When will you start to see your kids using a social media platform?

Posted November 17, 2018 01:09:13 When will we see our kids using social media?

The internet is a platform, not a family member.

So the idea that kids need to be online at all is not the same as that parents need to spend time with them.

When you spend a lot of time with your kids online, you start feeling like you’re online all the time, says Dr. Jennifer Rehkamp, a pediatrician at Boston Children’s Hospital.

“The internet is just a tool,” she said.

It’s not a time-consuming outlet.

And parents should consider whether their children are really ready for social media, she says.

What is social media anyway?

Social media is a technology that enables users to communicate with each other and with the world.

It has become a common way to communicate and build friendships, but some parents worry about the privacy of their childrens online interactions.

While Facebook and other social media networks allow for free access to messages and messages from other people, those messages have no bearing on the content of the posts, and often contain only personal information.

The sites offer little transparency about who is sending messages and who is receiving them.

And many parents say they worry that their children’s posts will be seen by other users, not by them.

Social media, like any other technology, is vulnerable to hacking.

In the past year, a cyberattack on Facebook revealed that it had been infiltrated by an international group called the GRU, or the Russian Military Intelligence, which is part of Russia’s military intelligence agency.

That group also reportedly tried to steal sensitive information about the U.S. military, according to documents leaked by the former NSA contractor Edward Snowden.

That breach was not linked to a specific breach of the U:S.

government’s system, but it raised alarms about the risks of a similar incident on social media.

Some parents worry that they might lose their children to an online threat.

In December, a U.K. school teacher was arrested on suspicion of cyberbullying after he allegedly posted messages on a Facebook group for students.

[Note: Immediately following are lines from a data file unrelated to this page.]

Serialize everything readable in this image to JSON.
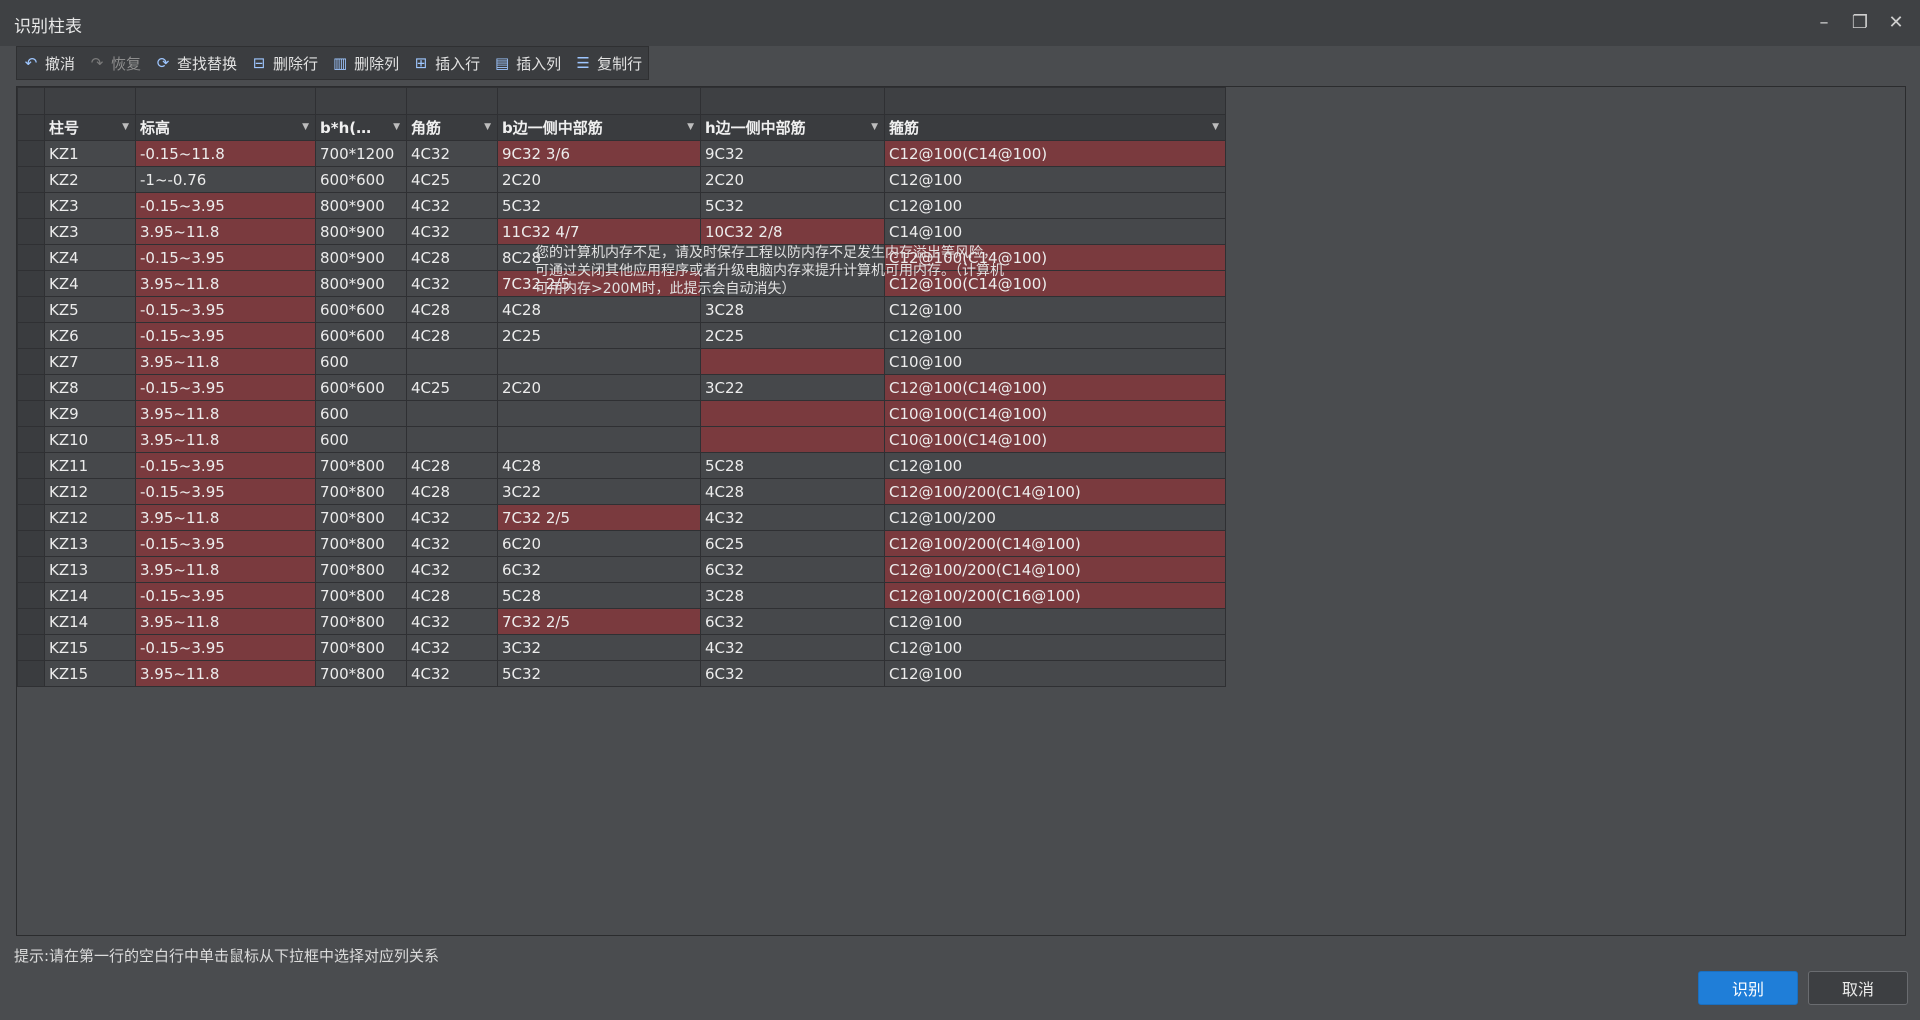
{
  "window": {
    "title": "识别柱表"
  },
  "toolbar": {
    "undo": "撤消",
    "redo": "恢复",
    "find_replace": "查找替换",
    "delete_row": "删除行",
    "delete_col": "删除列",
    "insert_row": "插入行",
    "insert_col": "插入列",
    "copy_row": "复制行"
  },
  "table": {
    "headers": [
      "柱号",
      "标高",
      "b*h(…",
      "角筋",
      "b边一侧中部筋",
      "h边一侧中部筋",
      "箍筋"
    ],
    "rows": [
      {
        "cells": [
          "KZ1",
          "-0.15~11.8",
          "700*1200",
          "4C32",
          "9C32 3/6",
          "9C32",
          "C12@100(C14@100)"
        ],
        "red": [
          1,
          4,
          6
        ]
      },
      {
        "cells": [
          "KZ2",
          "-1~-0.76",
          "600*600",
          "4C25",
          "2C20",
          "2C20",
          "C12@100"
        ],
        "red": []
      },
      {
        "cells": [
          "KZ3",
          "-0.15~3.95",
          "800*900",
          "4C32",
          "5C32",
          "5C32",
          "C12@100"
        ],
        "red": [
          1
        ]
      },
      {
        "cells": [
          "KZ3",
          "3.95~11.8",
          "800*900",
          "4C32",
          "11C32 4/7",
          "10C32 2/8",
          "C14@100"
        ],
        "red": [
          1,
          4,
          5
        ]
      },
      {
        "cells": [
          "KZ4",
          "-0.15~3.95",
          "800*900",
          "4C28",
          "8C28",
          "",
          "C12@100(C14@100)"
        ],
        "red": [
          1,
          6
        ]
      },
      {
        "cells": [
          "KZ4",
          "3.95~11.8",
          "800*900",
          "4C32",
          "7C32 2/5",
          "",
          "C12@100(C14@100)"
        ],
        "red": [
          1,
          4,
          6
        ]
      },
      {
        "cells": [
          "KZ5",
          "-0.15~3.95",
          "600*600",
          "4C28",
          "4C28",
          "3C28",
          "C12@100"
        ],
        "red": [
          1
        ]
      },
      {
        "cells": [
          "KZ6",
          "-0.15~3.95",
          "600*600",
          "4C28",
          "2C25",
          "2C25",
          "C12@100"
        ],
        "red": [
          1
        ]
      },
      {
        "cells": [
          "KZ7",
          "3.95~11.8",
          "600",
          "",
          "",
          "",
          "C10@100"
        ],
        "red": [
          1,
          5
        ]
      },
      {
        "cells": [
          "KZ8",
          "-0.15~3.95",
          "600*600",
          "4C25",
          "2C20",
          "3C22",
          "C12@100(C14@100)"
        ],
        "red": [
          1,
          6
        ]
      },
      {
        "cells": [
          "KZ9",
          "3.95~11.8",
          "600",
          "",
          "",
          "",
          "C10@100(C14@100)"
        ],
        "red": [
          1,
          5,
          6
        ]
      },
      {
        "cells": [
          "KZ10",
          "3.95~11.8",
          "600",
          "",
          "",
          "",
          "C10@100(C14@100)"
        ],
        "red": [
          1,
          5,
          6
        ]
      },
      {
        "cells": [
          "KZ11",
          "-0.15~3.95",
          "700*800",
          "4C28",
          "4C28",
          "5C28",
          "C12@100"
        ],
        "red": [
          1
        ]
      },
      {
        "cells": [
          "KZ12",
          "-0.15~3.95",
          "700*800",
          "4C28",
          "3C22",
          "4C28",
          "C12@100/200(C14@100)"
        ],
        "red": [
          1,
          6
        ]
      },
      {
        "cells": [
          "KZ12",
          "3.95~11.8",
          "700*800",
          "4C32",
          "7C32 2/5",
          "4C32",
          "C12@100/200"
        ],
        "red": [
          1,
          4
        ]
      },
      {
        "cells": [
          "KZ13",
          "-0.15~3.95",
          "700*800",
          "4C32",
          "6C20",
          "6C25",
          "C12@100/200(C14@100)"
        ],
        "red": [
          1,
          6
        ]
      },
      {
        "cells": [
          "KZ13",
          "3.95~11.8",
          "700*800",
          "4C32",
          "6C32",
          "6C32",
          "C12@100/200(C14@100)"
        ],
        "red": [
          1,
          6
        ]
      },
      {
        "cells": [
          "KZ14",
          "-0.15~3.95",
          "700*800",
          "4C28",
          "5C28",
          "3C28",
          "C12@100/200(C16@100)"
        ],
        "red": [
          1,
          6
        ]
      },
      {
        "cells": [
          "KZ14",
          "3.95~11.8",
          "700*800",
          "4C32",
          "7C32 2/5",
          "6C32",
          "C12@100"
        ],
        "red": [
          1,
          4
        ]
      },
      {
        "cells": [
          "KZ15",
          "-0.15~3.95",
          "700*800",
          "4C32",
          "3C32",
          "4C32",
          "C12@100"
        ],
        "red": [
          1
        ]
      },
      {
        "cells": [
          "KZ15",
          "3.95~11.8",
          "700*800",
          "4C32",
          "5C32",
          "6C32",
          "C12@100"
        ],
        "red": [
          1
        ]
      }
    ]
  },
  "overlay_message": "您的计算机内存不足，请及时保存工程以防内存不足发生内存溢出等风险，可通过关闭其他应用程序或者升级电脑内存来提升计算机可用内存。（计算机可用内存>200M时，此提示会自动消失）",
  "hint": "提示:请在第一行的空白行中单击鼠标从下拉框中选择对应列关系",
  "buttons": {
    "recognize": "识别",
    "cancel": "取消"
  },
  "colors": {
    "red_cell": "#7a3a3e",
    "primary": "#1f7ed8"
  }
}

The teacher, who was not identified, had written to his followers that the British government had decided to “let them go.”

The school had told the teacher that he had been warned about the school’s policy, which allows teachers to post messages and other information to the group.

“There’s a certain level of risk that you can have,” says Dr Rehamp, the Boston pediatrician.

“You have to be very cautious about that.”

The risk of being bullied online is a concern for many parents, and they want to make sure their children get the information they need before they start to feel comfortable sharing information.

Parents can be quick to tell when their children have been online and that they have a history of using social networking sites, says Jennifer Rehmacher, a family physician at Boston.

“That’s the kind of thing parents need a little more time to get used to,” she says, adding that parents can take action to keep their children safe online.

What’s the right way to deal with the risks?

Dr Rehmaser says parents should work to educate their children about what they are putting them at risk of, such as the risks they are taking by posting sensitive information online.

For example, parents should keep in mind that many people are worried about a child’s ability to safely share sensitive information, and parents should be mindful that they don’t know what they’re talking about, she said, noting that the internet can sometimes make it easier to share sensitive details.

Parents should also consider the kinds of information they’re sharing online and what kind of person they are sharing it with, Dr Rehmaacher says.

For one thing, parents might want to ask questions about the person or person in the comments, she advises.

“It might be interesting to know whether they’re a bully or not, or who they’re being communicated to,” says Rehmach.

“How would you feel if someone said that you’re a terrible parent for not giving them a little break or time away from their phone?”

Dr Rehnab says that parents should also take time to consider the consequences of their actions, such the social consequences they might face.

“What are your kids going to be able to share?

Are they going to share something that is damaging to their family or someone they care about?” she says for example, if your child is on a class trip to Disney World, they might be able share information about how to use their cellphones safely, but you might have a more serious concern that your child might be in danger if they take a selfie.

Dr Rehaumacher recommends asking your child about how much they want privacy and how they feel they can trust their parents.

“Are they comfortable sharing something about their own life with the rest of the world?

Is it something that they would want to share to anyone